Restoring Community • Practicing Reconciliation • Doing Justice
SIRJ is a better alternative to juvenile court and detention for the growing legion of low-risk offenders. Juvenile prosecution and incarceration lead youth on a pathway to failure. Crime victims are no better off, the whole community suffers; its safety violated, its relationships broken.
SIRJ is a collaborative approach to justice with better outcomes for most everyone affected by crime. SIRJ is based on proven models in the U.S. and around the world. It is a partnership with local law enforcement, Community Corrections, judges, attorneys and community members.
What is Restorative Justice?

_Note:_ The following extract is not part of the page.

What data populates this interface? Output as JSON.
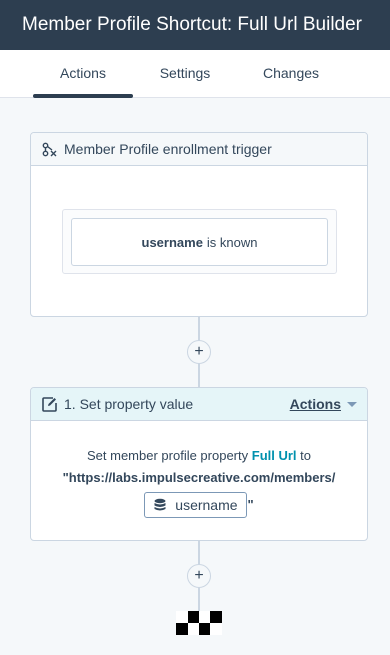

Restorative Justice lets victims confront their offenders. It holds the offender accountable and involves the offender in repairing the harm caused to victims.
Restorative justice focuses as much on the victim and the community as on the offender. It views crime as a violation of the victim and of the community as a whole, not just a violation of state law. Agreements reached during these interventions often include financial restitution, community service and more.
How does it work?
First, mediators meet with the offender who has paid a small fee to participate. Next, if the victim agrees to participate, the mediators meet with that person.
Finally, in the mediators’ presence, offender meets victim and possibly other members of the community. All sides discuss the circumstances of the crime and the harm done to victim and community and work out the best plan to restore everyone associated with the crime.
- Allow victims to confront their offenders and participate in the resolution of their cases.
- Improve outcomes for offenders, holding them accountable while reintegrating them into the community and minimizing contact with the court system.
- Lighten the load of the justice system.
- Strengthen community resilience through collaboration among law enforcement, the court system and the community at large.
Brave New Films. (2016). Restorative Justice: Why Do We Need it? • https://www.youtube.com/watch?v=8N3LihLvfa0
Whether you’re curious about restorative justice, how it works, or how to get started, we’re here to answer any questions.